**Task prompt**.
Could you output the whole listing exactly as it stands, minus any images?

**Source data**.
++++++

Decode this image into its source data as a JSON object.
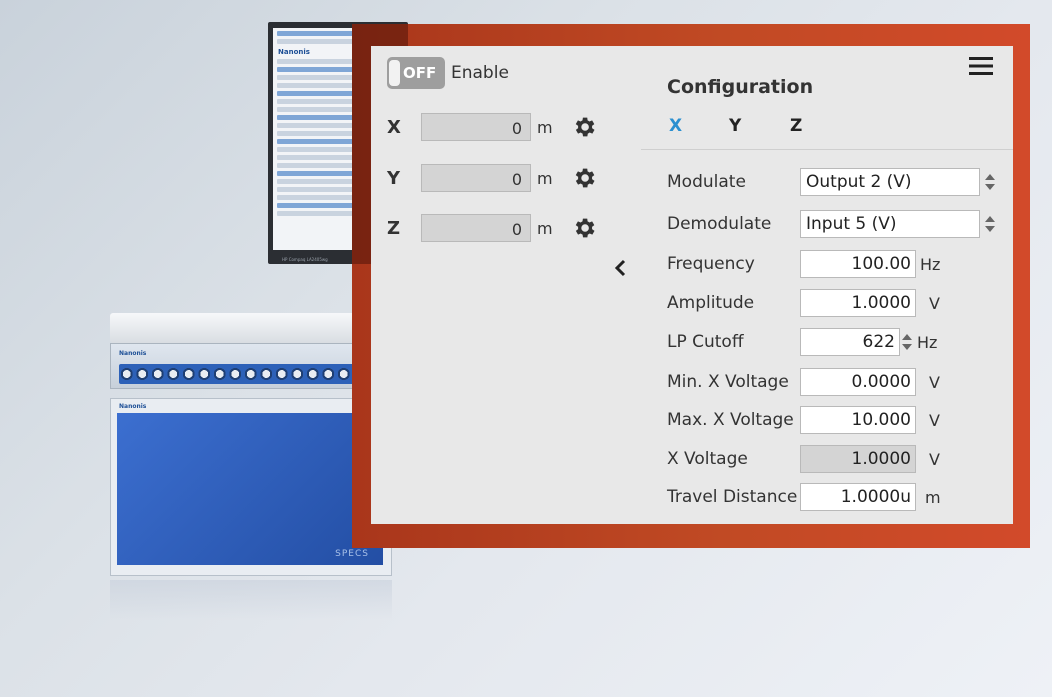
{
  "background": {
    "monitor_brand": "Nanonis",
    "monitor_caption": "HP Compaq LA2405wg",
    "unit_brand": "Nanonis",
    "unit_lower_brand": "Nanonis",
    "unit_logo": "SPECS"
  },
  "colors": {
    "accent": "#2a8fd0",
    "backdrop": "#c14a24",
    "panel": "#e8e8e8"
  },
  "enable": {
    "state": "OFF",
    "label": "Enable"
  },
  "axes": [
    {
      "name": "X",
      "value": "0",
      "unit": "m",
      "icon": "gear-icon"
    },
    {
      "name": "Y",
      "value": "0",
      "unit": "m",
      "icon": "gear-icon"
    },
    {
      "name": "Z",
      "value": "0",
      "unit": "m",
      "icon": "gear-icon"
    }
  ],
  "configuration": {
    "title": "Configuration",
    "tabs": [
      "X",
      "Y",
      "Z"
    ],
    "active_tab": "X",
    "modulate": {
      "label": "Modulate",
      "value": "Output 2 (V)"
    },
    "demodulate": {
      "label": "Demodulate",
      "value": "Input 5 (V)"
    },
    "frequency": {
      "label": "Frequency",
      "value": "100.00",
      "unit": "Hz"
    },
    "amplitude": {
      "label": "Amplitude",
      "value": "1.0000",
      "unit": "V"
    },
    "lp_cutoff": {
      "label": "LP Cutoff",
      "value": "622",
      "unit": "Hz"
    },
    "min_x_voltage": {
      "label": "Min. X Voltage",
      "value": "0.0000",
      "unit": "V"
    },
    "max_x_voltage": {
      "label": "Max. X Voltage",
      "value": "10.000",
      "unit": "V"
    },
    "x_voltage": {
      "label": "X Voltage",
      "value": "1.0000",
      "unit": "V"
    },
    "travel_distance": {
      "label": "Travel Distance",
      "value": "1.0000u",
      "unit": "m"
    }
  }
}
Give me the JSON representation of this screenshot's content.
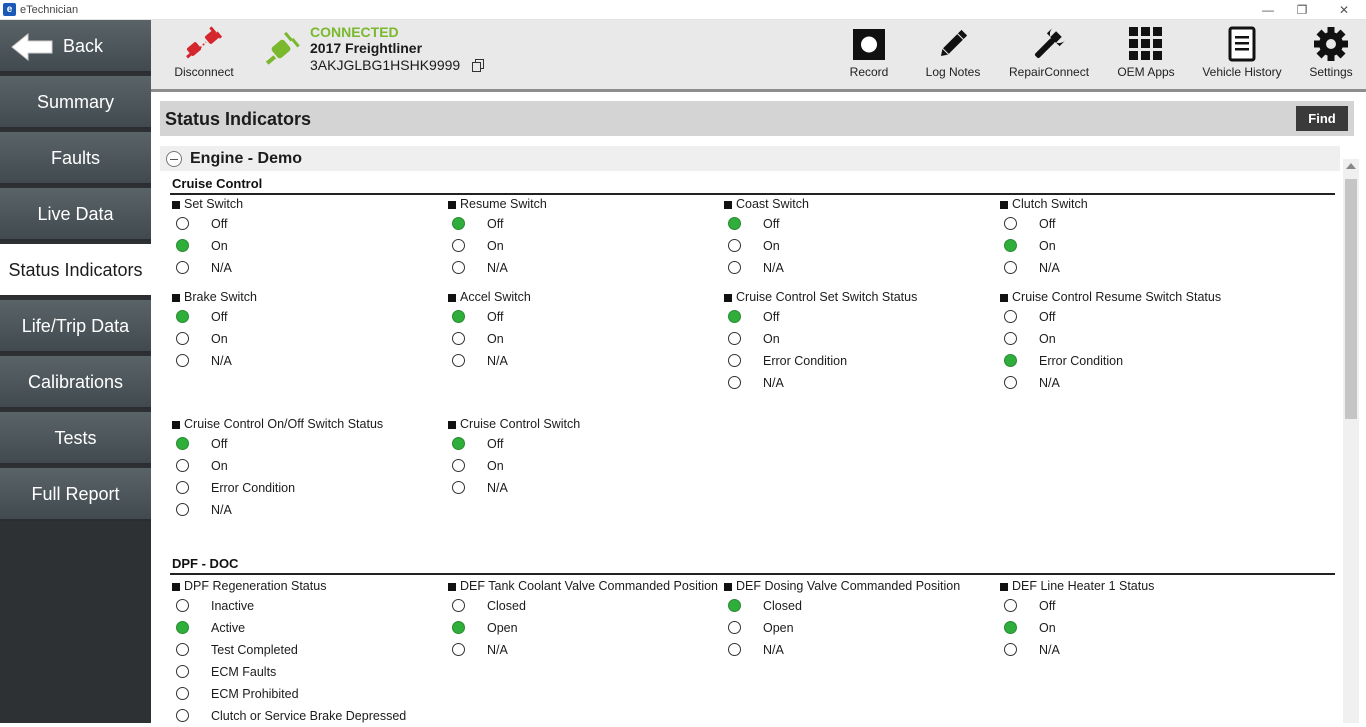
{
  "window": {
    "title": "eTechnician"
  },
  "sidebar": {
    "back_label": "Back",
    "items": [
      {
        "label": "Summary"
      },
      {
        "label": "Faults"
      },
      {
        "label": "Live Data"
      },
      {
        "label": "Status Indicators"
      },
      {
        "label": "Life/Trip Data"
      },
      {
        "label": "Calibrations"
      },
      {
        "label": "Tests"
      },
      {
        "label": "Full Report"
      }
    ],
    "active_index": 3
  },
  "toolbar": {
    "disconnect_label": "Disconnect",
    "status": "CONNECTED",
    "vehicle": "2017 Freightliner",
    "vin": "3AKJGLBG1HSHK9999",
    "buttons": [
      {
        "label": "Record",
        "icon": "record-icon"
      },
      {
        "label": "Log Notes",
        "icon": "pencil-icon"
      },
      {
        "label": "RepairConnect",
        "icon": "wrench-icon"
      },
      {
        "label": "OEM Apps",
        "icon": "grid-icon"
      },
      {
        "label": "Vehicle History",
        "icon": "document-icon"
      },
      {
        "label": "Settings",
        "icon": "gear-icon"
      }
    ]
  },
  "content": {
    "title": "Status Indicators",
    "find_label": "Find",
    "group_title": "Engine - Demo",
    "sections": [
      {
        "title": "Cruise Control",
        "indicators": [
          {
            "title": "Set Switch",
            "options": [
              "Off",
              "On",
              "N/A"
            ],
            "selected": 1
          },
          {
            "title": "Resume Switch",
            "options": [
              "Off",
              "On",
              "N/A"
            ],
            "selected": 0
          },
          {
            "title": "Coast Switch",
            "options": [
              "Off",
              "On",
              "N/A"
            ],
            "selected": 0
          },
          {
            "title": "Clutch Switch",
            "options": [
              "Off",
              "On",
              "N/A"
            ],
            "selected": 1
          },
          {
            "title": "Brake Switch",
            "options": [
              "Off",
              "On",
              "N/A"
            ],
            "selected": 0
          },
          {
            "title": "Accel Switch",
            "options": [
              "Off",
              "On",
              "N/A"
            ],
            "selected": 0
          },
          {
            "title": "Cruise Control Set Switch Status",
            "options": [
              "Off",
              "On",
              "Error Condition",
              "N/A"
            ],
            "selected": 0
          },
          {
            "title": "Cruise Control Resume Switch Status",
            "options": [
              "Off",
              "On",
              "Error Condition",
              "N/A"
            ],
            "selected": 2
          },
          {
            "title": "Cruise Control On/Off Switch Status",
            "options": [
              "Off",
              "On",
              "Error Condition",
              "N/A"
            ],
            "selected": 0
          },
          {
            "title": "Cruise Control Switch",
            "options": [
              "Off",
              "On",
              "N/A"
            ],
            "selected": 0
          }
        ]
      },
      {
        "title": "DPF - DOC",
        "indicators": [
          {
            "title": "DPF Regeneration Status",
            "options": [
              "Inactive",
              "Active",
              "Test Completed",
              "ECM Faults",
              "ECM Prohibited",
              "Clutch or Service Brake Depressed"
            ],
            "selected": 1
          },
          {
            "title": "DEF Tank Coolant Valve Commanded Position",
            "options": [
              "Closed",
              "Open",
              "N/A"
            ],
            "selected": 1
          },
          {
            "title": "DEF Dosing Valve Commanded Position",
            "options": [
              "Closed",
              "Open",
              "N/A"
            ],
            "selected": 0
          },
          {
            "title": "DEF Line Heater 1 Status",
            "options": [
              "Off",
              "On",
              "N/A"
            ],
            "selected": 1
          }
        ]
      }
    ]
  },
  "colors": {
    "connected": "#7ab92e",
    "indicator_on": "#2fae3b",
    "disconnect": "#d6262d"
  }
}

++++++

**Response to this task**.
Decode this image into its source data as a JSON object.
{
  "background": {
    "monitor_brand": "Nanonis",
    "monitor_caption": "HP Compaq LA2405wg",
    "unit_brand": "Nanonis",
    "unit_lower_brand": "Nanonis",
    "unit_logo": "SPECS"
  },
  "colors": {
    "accent": "#2a8fd0",
    "backdrop": "#c14a24",
    "panel": "#e8e8e8"
  },
  "enable": {
    "state": "OFF",
    "label": "Enable"
  },
  "axes": [
    {
      "name": "X",
      "value": "0",
      "unit": "m",
      "icon": "gear-icon"
    },
    {
      "name": "Y",
      "value": "0",
      "unit": "m",
      "icon": "gear-icon"
    },
    {
      "name": "Z",
      "value": "0",
      "unit": "m",
      "icon": "gear-icon"
    }
  ],
  "configuration": {
    "title": "Configuration",
    "tabs": [
      "X",
      "Y",
      "Z"
    ],
    "active_tab": "X",
    "modulate": {
      "label": "Modulate",
      "value": "Output 2 (V)"
    },
    "demodulate": {
      "label": "Demodulate",
      "value": "Input 5 (V)"
    },
    "frequency": {
      "label": "Frequency",
      "value": "100.00",
      "unit": "Hz"
    },
    "amplitude": {
      "label": "Amplitude",
      "value": "1.0000",
      "unit": "V"
    },
    "lp_cutoff": {
      "label": "LP Cutoff",
      "value": "622",
      "unit": "Hz"
    },
    "min_x_voltage": {
      "label": "Min. X Voltage",
      "value": "0.0000",
      "unit": "V"
    },
    "max_x_voltage": {
      "label": "Max. X Voltage",
      "value": "10.000",
      "unit": "V"
    },
    "x_voltage": {
      "label": "X Voltage",
      "value": "1.0000",
      "unit": "V"
    },
    "travel_distance": {
      "label": "Travel Distance",
      "value": "1.0000u",
      "unit": "m"
    }
  }
}
Give me the JSON representation of this screenshot's content.
{
  "window": {
    "title": "eTechnician"
  },
  "sidebar": {
    "back_label": "Back",
    "items": [
      {
        "label": "Summary"
      },
      {
        "label": "Faults"
      },
      {
        "label": "Live Data"
      },
      {
        "label": "Status Indicators"
      },
      {
        "label": "Life/Trip Data"
      },
      {
        "label": "Calibrations"
      },
      {
        "label": "Tests"
      },
      {
        "label": "Full Report"
      }
    ],
    "active_index": 3
  },
  "toolbar": {
    "disconnect_label": "Disconnect",
    "status": "CONNECTED",
    "vehicle": "2017 Freightliner",
    "vin": "3AKJGLBG1HSHK9999",
    "buttons": [
      {
        "label": "Record",
        "icon": "record-icon"
      },
      {
        "label": "Log Notes",
        "icon": "pencil-icon"
      },
      {
        "label": "RepairConnect",
        "icon": "wrench-icon"
      },
      {
        "label": "OEM Apps",
        "icon": "grid-icon"
      },
      {
        "label": "Vehicle History",
        "icon": "document-icon"
      },
      {
        "label": "Settings",
        "icon": "gear-icon"
      }
    ]
  },
  "content": {
    "title": "Status Indicators",
    "find_label": "Find",
    "group_title": "Engine - Demo",
    "sections": [
      {
        "title": "Cruise Control",
        "indicators": [
          {
            "title": "Set Switch",
            "options": [
              "Off",
              "On",
              "N/A"
            ],
            "selected": 1
          },
          {
            "title": "Resume Switch",
            "options": [
              "Off",
              "On",
              "N/A"
            ],
            "selected": 0
          },
          {
            "title": "Coast Switch",
            "options": [
              "Off",
              "On",
              "N/A"
            ],
            "selected": 0
          },
          {
            "title": "Clutch Switch",
            "options": [
              "Off",
              "On",
              "N/A"
            ],
            "selected": 1
          },
          {
            "title": "Brake Switch",
            "options": [
              "Off",
              "On",
              "N/A"
            ],
            "selected": 0
          },
          {
            "title": "Accel Switch",
            "options": [
              "Off",
              "On",
              "N/A"
            ],
            "selected": 0
          },
          {
            "title": "Cruise Control Set Switch Status",
            "options": [
              "Off",
              "On",
              "Error Condition",
              "N/A"
            ],
            "selected": 0
          },
          {
            "title": "Cruise Control Resume Switch Status",
            "options": [
              "Off",
              "On",
              "Error Condition",
              "N/A"
            ],
            "selected": 2
          },
          {
            "title": "Cruise Control On/Off Switch Status",
            "options": [
              "Off",
              "On",
              "Error Condition",
              "N/A"
            ],
            "selected": 0
          },
          {
            "title": "Cruise Control Switch",
            "options": [
              "Off",
              "On",
              "N/A"
            ],
            "selected": 0
          }
        ]
      },
      {
        "title": "DPF - DOC",
        "indicators": [
          {
            "title": "DPF Regeneration Status",
            "options": [
              "Inactive",
              "Active",
              "Test Completed",
              "ECM Faults",
              "ECM Prohibited",
              "Clutch or Service Brake Depressed"
            ],
            "selected": 1
          },
          {
            "title": "DEF Tank Coolant Valve Commanded Position",
            "options": [
              "Closed",
              "Open",
              "N/A"
            ],
            "selected": 1
          },
          {
            "title": "DEF Dosing Valve Commanded Position",
            "options": [
              "Closed",
              "Open",
              "N/A"
            ],
            "selected": 0
          },
          {
            "title": "DEF Line Heater 1 Status",
            "options": [
              "Off",
              "On",
              "N/A"
            ],
            "selected": 1
          }
        ]
      }
    ]
  },
  "colors": {
    "connected": "#7ab92e",
    "indicator_on": "#2fae3b",
    "disconnect": "#d6262d"
  }
}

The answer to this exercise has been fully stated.